    Our lives confront us – not every day but often spectacularly when they do – our lives confront us with the absurd. With those things that don’t have an explanation. And Rollins says that Christianity too confronts us with the absurd. It’s absurd for God to be crucified on a cross. Crucifixion that marked an outsider, the powerless, a criminal. And God dies on the cross. It’s absurd.

    The theologian I’ve been quoting, he says that “God is what pierces through the worlds we’ve made…not with prepackaged thought but with a challenge for us to move more deeply into reality.”[5] The God of this absurd crucifixion is what pokes holes in our ways of making meaning.

    The default for me is to make God a bigger version of me. God shares my values except more deeply and consistently; God lives like I do except on a bigger scale. God is like us “except with a megaphone,” is how the theologian I’ve been quoting puts it.[6]

    Then there are parables that introduce a kind of disruption into the picture. They turn the picture upside down. Then there’s the crucifixion where God dies as a criminal. And there’s the illness, or the bankruptcy, or the divorce when we’ve done it all correctly but the plan we’re following falls apart and what’s left is absurd. Perhaps you’ve had times like these where it felt like you couldn’t find the bottom, there was no floor under your feet.

    God disrupts our ways of making meaning, and a new kind of meaning enters.

    We packed more than 30,000 meals at our 10:30 service today. We packed them so that they could be shipped to parts of the world where there are people without enough to eat. The food we pack will feed lots of folks for a little while. And it’s really a gesture on our part.

    I’ve never worried about not having enough to eat. It’s shocking, isn’t it, with our economic security and affluence that people unlucky enough to be born into a war zone or unlucky enough to be born on the other side of town might not have enough to eat. Compare that with our abundance and it’s absurd.

    And that’s perhaps the most powerful part of what we’re doing this today. Facing into the absurdity – one that nearly every other day of my life I get to ignore – facing into that absurdity that perhaps will allow new meaning to break through for us. Meaning that comes from packing some meals wondering about the absurdity that lies underneath our need to do it at all.

    Meaning that for me has come from folks reaching out to me when I’ve been faced with my own personal absurdity.
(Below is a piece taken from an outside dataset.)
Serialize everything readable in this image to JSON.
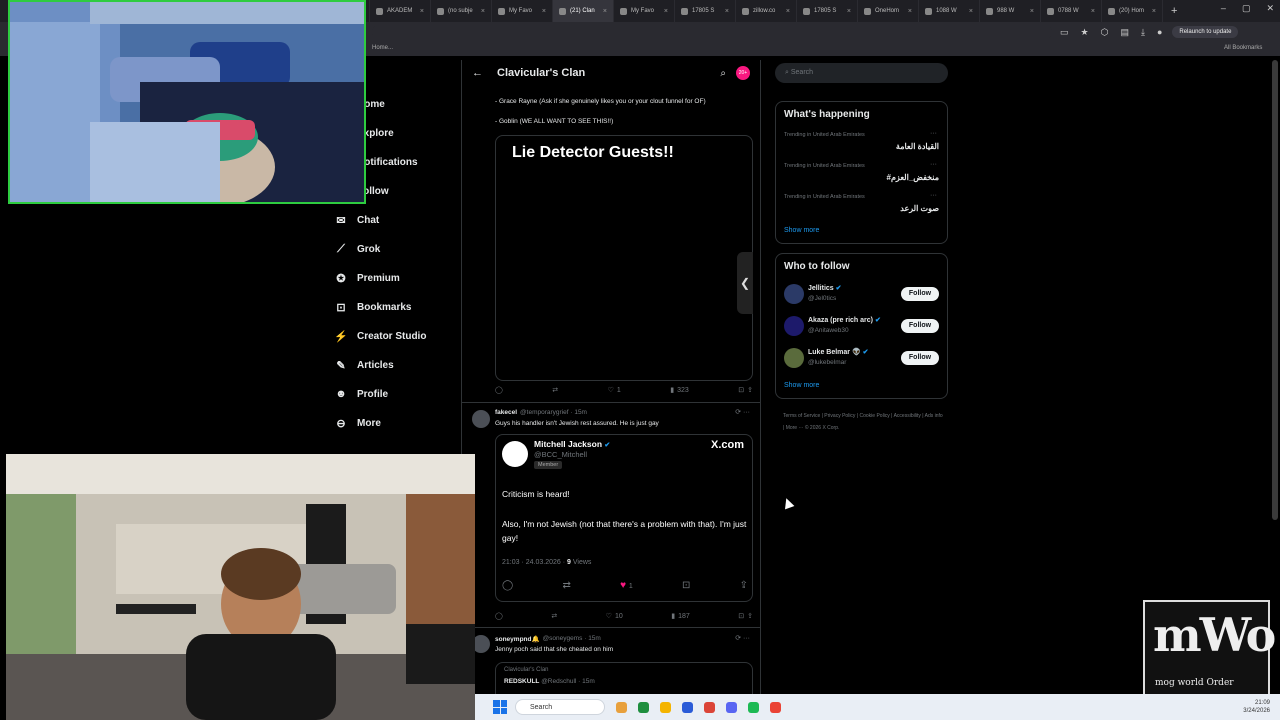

The author I’ve been quoting, he says that “God is the word that we give to our ability to bear all of our experiences, good and bad. God is the word that we give to our ability to experience absurdity and not cover over it with some explanation but instead to let it be for us a fuel to build communities where we stand with each other.”[7] Today we’re standing not just with each other but with those who don’t have enough to eat. And it’s a symbol of the way we stand with each other when we face our own personal absurdity.

    It’s where God breaks in and the systems of meaning we’ve created fall apart and we come to rely on each other, we come to love each other – those far off and those near.

    And it starts by approaching the parable with humility and openness to something new. I seek order by minimizing risk – and we do the same as a church – maybe it’s something I need to re-visit, maybe I need to risk dis-order to deploy myself for more effective ministry. That’s the way today’s parable breaks into the ways I structure my life.

    It starts for us with humility and openness as we approach the human God who teaches in stories that disrupt the ways we seek order and meaning, the human God crucified, ultimate absurdity. So that we may look with eyes seeking truth and reach out to those who suffer. And so that we may know, perhaps, in our own moments of absurdity, the consolation of community with others and knowledge of solidarity with the Holy. So that we may know God.

    [1] Matthew 25:29 (NRSV).
    [2] Eugene Boring and Fred Craddock, The People’s New Testament Commentary, page 121.
    [3] Id.
    [4] Peter Rollins, The Fidelity of Betrayal, Kindle edition location 1773.
    [5] Peter Rollins on The RobCast podcast, August 7, 2016.
    [6] Id.
    [7] Id.